“The way we shape our energy policy is not of American's concern,” chairman Klaus Ernst said in an interview to RIA Novosti, adding that the threat of sanctions is unacceptable.
“The Federal Government must defend itself against it. If the sanctions are to hamper the operation of the pipeline, it is necessary to think about countermeasures.”
Berlin could, for example, target US liquefied natural gas (LNG) imports, according to the Bundestag member.
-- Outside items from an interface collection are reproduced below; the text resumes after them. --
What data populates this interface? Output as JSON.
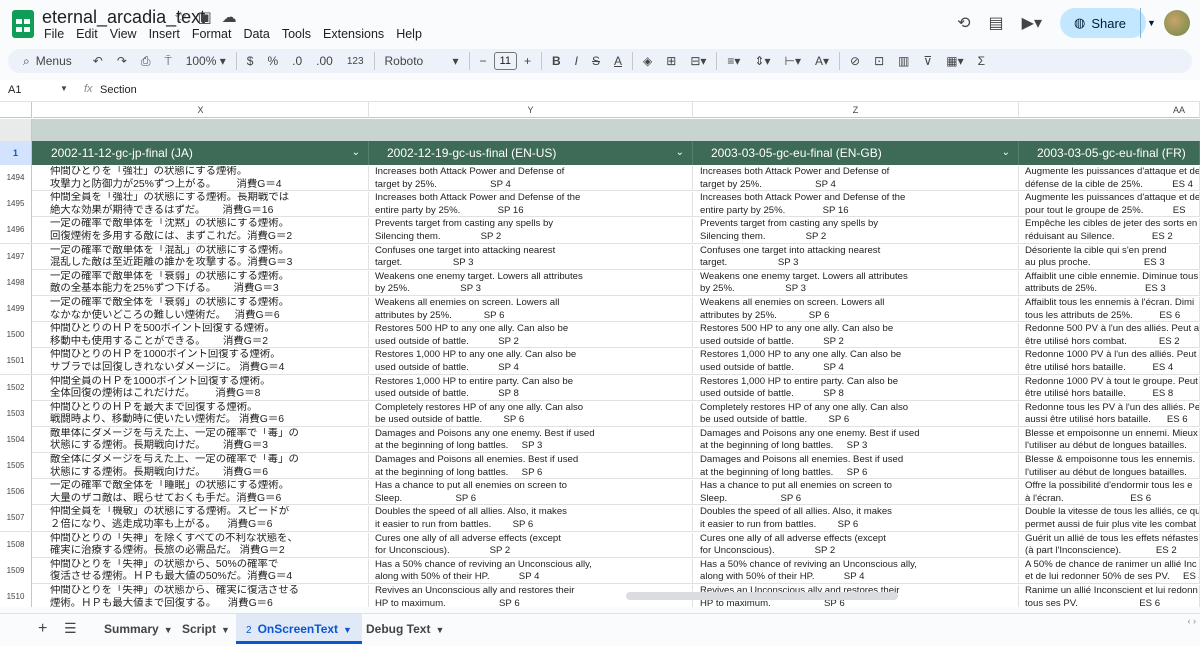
{
  "doc": {
    "title": "eternal_arcadia_text"
  },
  "menu": [
    "File",
    "Edit",
    "View",
    "Insert",
    "Format",
    "Data",
    "Tools",
    "Extensions",
    "Help"
  ],
  "share_label": "Share",
  "toolbar": {
    "menus_label": "Menus",
    "zoom": "100%",
    "currency": "$",
    "percent": "%",
    "dec_less": ".0",
    "dec_more": ".00",
    "format_123": "123",
    "font": "Roboto",
    "font_size": "11"
  },
  "formula": {
    "cell_ref": "A1",
    "fx": "fx",
    "value": "Section"
  },
  "columns": {
    "x": "X",
    "y": "Y",
    "z": "Z",
    "aa": "AA"
  },
  "header_row_num": "1",
  "headers": [
    "2002-11-12-gc-jp-final (JA)",
    "2002-12-19-gc-us-final (EN-US)",
    "2003-03-05-gc-eu-final (EN-GB)",
    "2003-03-05-gc-eu-final (FR)"
  ],
  "rows": [
    {
      "n": "1494",
      "ja": "仲間ひとりを「強壮」の状態にする煙術。\n攻撃力と防御力が25%ずつ上がる。       消費G＝4",
      "us": "Increases both Attack Power and Defense of\ntarget by 25%.                    SP 4",
      "gb": "Increases both Attack Power and Defense of\ntarget by 25%.                    SP 4",
      "fr": "Augmente les puissances d'attaque et de\ndéfense de la cible de 25%.           ES 4"
    },
    {
      "n": "1495",
      "ja": "仲間全員を「強壮」の状態にする煙術。長期戦では\n絶大な効果が期待できるはずだ。      消費G＝16",
      "us": "Increases both Attack Power and Defense of the\nentire party by 25%.              SP 16",
      "gb": "Increases both Attack Power and Defense of the\nentire party by 25%.              SP 16",
      "fr": "Augmente les puissances d'attaque et de\npour tout le groupe de 25%.           ES"
    },
    {
      "n": "1496",
      "ja": "一定の確率で敵単体を「沈黙」の状態にする煙術。\n回復煙術を多用する敵には、まずこれだ。消費G＝2",
      "us": "Prevents target from casting any spells by\nSilencing them.               SP 2",
      "gb": "Prevents target from casting any spells by\nSilencing them.               SP 2",
      "fr": "Empêche les cibles de jeter des sorts en\nréduisant au Silence.              ES 2"
    },
    {
      "n": "1497",
      "ja": "一定の確率で敵単体を「混乱」の状態にする煙術。\n混乱した敵は至近距離の誰かを攻撃する。消費G＝3",
      "us": "Confuses one target into attacking nearest\ntarget.                   SP 3",
      "gb": "Confuses one target into attacking nearest\ntarget.                   SP 3",
      "fr": "Désoriente la cible qui s'en prend\nau plus proche.                    ES 3"
    },
    {
      "n": "1498",
      "ja": "一定の確率で敵単体を「衰弱」の状態にする煙術。\n敵の全基本能力を25%ずつ下げる。      消費G＝3",
      "us": "Weakens one enemy target. Lowers all attributes\nby 25%.                   SP 3",
      "gb": "Weakens one enemy target. Lowers all attributes\nby 25%.                   SP 3",
      "fr": "Affaiblit une cible ennemie. Diminue tous\nattributs de 25%.                  ES 3"
    },
    {
      "n": "1499",
      "ja": "一定の確率で敵全体を「衰弱」の状態にする煙術。\nなかなか使いどころの難しい煙術だ。   消費G＝6",
      "us": "Weakens all enemies on screen. Lowers all\nattributes by 25%.            SP 6",
      "gb": "Weakens all enemies on screen. Lowers all\nattributes by 25%.            SP 6",
      "fr": "Affaiblit tous les ennemis à l'écran. Dimi\ntous les attributs de 25%.          ES 6"
    },
    {
      "n": "1500",
      "ja": "仲間ひとりのＨＰを500ポイント回復する煙術。\n移動中も使用することができる。      消費G＝2",
      "us": "Restores 500 HP to any one ally. Can also be\nused outside of battle.           SP 2",
      "gb": "Restores 500 HP to any one ally. Can also be\nused outside of battle.           SP 2",
      "fr": "Redonne 500 PV à l'un des alliés. Peut a\nêtre utilisé hors combat.            ES 2"
    },
    {
      "n": "1501",
      "ja": "仲間ひとりのＨＰを1000ポイント回復する煙術。\nサブラでは回復しきれないダメージに。 消費G＝4",
      "us": "Restores 1,000 HP to any one ally. Can also be\nused outside of battle.           SP 4",
      "gb": "Restores 1,000 HP to any one ally. Can also be\nused outside of battle.           SP 4",
      "fr": "Redonne 1000 PV à l'un des alliés. Peut\nêtre utilisé hors bataille.          ES 4"
    },
    {
      "n": "1502",
      "ja": "仲間全員のＨＰを1000ポイント回復する煙術。\n全体回復の煙術はこれだけだ。       消費G＝8",
      "us": "Restores 1,000 HP to entire party. Can also be\nused outside of battle.           SP 8",
      "gb": "Restores 1,000 HP to entire party. Can also be\nused outside of battle.           SP 8",
      "fr": "Redonne 1000 PV à tout le groupe. Peut\nêtre utilisé hors bataille.          ES 8"
    },
    {
      "n": "1503",
      "ja": "仲間ひとりのＨＰを最大まで回復する煙術。\n戦闘時より、移動時に使いたい煙術だ。 消費G＝6",
      "us": "Completely restores HP of any one ally. Can also\nbe used outside of battle.        SP 6",
      "gb": "Completely restores HP of any one ally. Can also\nbe used outside of battle.        SP 6",
      "fr": "Redonne tous les PV à l'un des alliés. Pe\naussi être utilisé hors bataille.      ES 6"
    },
    {
      "n": "1504",
      "ja": "敵単体にダメージを与えた上、一定の確率で「毒」の\n状態にする煙術。長期戦向けだ。      消費G＝3",
      "us": "Damages and Poisons any one enemy. Best if used\nat the beginning of long battles.     SP 3",
      "gb": "Damages and Poisons any one enemy. Best if used\nat the beginning of long battles.     SP 3",
      "fr": "Blesse et empoisonne un ennemi. Mieux\nl'utiliser au début de longues batailles."
    },
    {
      "n": "1505",
      "ja": "敵全体にダメージを与えた上、一定の確率で「毒」の\n状態にする煙術。長期戦向けだ。      消費G＝6",
      "us": "Damages and Poisons all enemies. Best if used\nat the beginning of long battles.     SP 6",
      "gb": "Damages and Poisons all enemies. Best if used\nat the beginning of long battles.     SP 6",
      "fr": "Blesse & empoisonne tous les ennemis.\nl'utiliser au début de longues batailles."
    },
    {
      "n": "1506",
      "ja": "一定の確率で敵全体を「睡眠」の状態にする煙術。\n大量のザコ敵は、眠らせておくも手だ。消費G＝6",
      "us": "Has a chance to put all enemies on screen to\nSleep.                    SP 6",
      "gb": "Has a chance to put all enemies on screen to\nSleep.                    SP 6",
      "fr": "Offre la possibilité d'endormir tous les e\nà l'écran.                         ES 6"
    },
    {
      "n": "1507",
      "ja": "仲間全員を「機敏」の状態にする煙術。スピードが\n２倍になり、逃走成功率も上がる。    消費G＝6",
      "us": "Doubles the speed of all allies. Also, it makes\nit easier to run from battles.        SP 6",
      "gb": "Doubles the speed of all allies. Also, it makes\nit easier to run from battles.        SP 6",
      "fr": "Double la vitesse de tous les alliés, ce qu\npermet aussi de fuir plus vite les combat"
    },
    {
      "n": "1508",
      "ja": "仲間ひとりの「失神」を除くすべての不利な状態を、\n確実に治療する煙術。長旅の必需品だ。 消費G＝2",
      "us": "Cures one ally of all adverse effects (except\nfor Unconscious).               SP 2",
      "gb": "Cures one ally of all adverse effects (except\nfor Unconscious).               SP 2",
      "fr": "Guérit un allié de tous les effets néfastes\n(à part l'Inconscience).             ES 2"
    },
    {
      "n": "1509",
      "ja": "仲間ひとりを「失神」の状態から、50%の確率で\n復活させる煙術。ＨＰも最大値の50%だ。消費G＝4",
      "us": "Has a 50% chance of reviving an Unconscious ally,\nalong with 50% of their HP.           SP 4",
      "gb": "Has a 50% chance of reviving an Unconscious ally,\nalong with 50% of their HP.           SP 4",
      "fr": "A 50% de chance de ranimer un allié Inc\net de lui redonner 50% de ses PV.     ES 4"
    },
    {
      "n": "1510",
      "ja": "仲間ひとりを「失神」の状態から、確実に復活させる\n煙術。ＨＰも最大値まで回復する。    消費G＝6",
      "us": "Revives an Unconscious ally and restores their\nHP to maximum.                    SP 6",
      "gb": "Revives an Unconscious ally and restores their\nHP to maximum.                    SP 6",
      "fr": "Ranime un allié Inconscient et lui redonn\ntous ses PV.                       ES 6"
    }
  ],
  "sheets": [
    {
      "label": "Summary"
    },
    {
      "label": "Script"
    },
    {
      "label": "OnScreenText",
      "num": "2",
      "active": true
    },
    {
      "label": "Debug Text"
    }
  ]
}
Washington has been gradually boosting LNG shipments to Europe, while consistently demonizing the Russian pipeline, with US officials alleging that Moscow is building it to use energy as “leverage over Europe.”
However, those ‘warnings’ failed to stop Russian energy giant Gazprom’s European partners from participating in the construction of the massive new pipeline along the bottom of the Baltic Sea. In late October, Denmark granted long-anticipated permission for Nord Stream 2 to pass through its waters, eliminating one of the main hurdles for the project. The undersea pipeline is now on track for completion, and is set to be launched in the middle of next year.
Washington has long been looking to kill the energy project. In what seems to be a last-ditch effort to hamper Nord Stream 2, US lawmakers are reportedly working on adding it to the National Defense Authorization Act to impose sanctions on firms involved in the construction.
“The reason for the [sanctions] push is that this window is closing,” Senator Jim Risch, the Republican chairman of the Foreign Relations Committee, told Defense News. “If we’re going to stop it, and we think we can stop it with sanctions, we are told that there are a minimal number of entities that can actually do this construction, I think it’s two firms, and we have time, we have every reason to believe and hope that when we sanction them they’re going to take it seriously because it will cost them dearly.”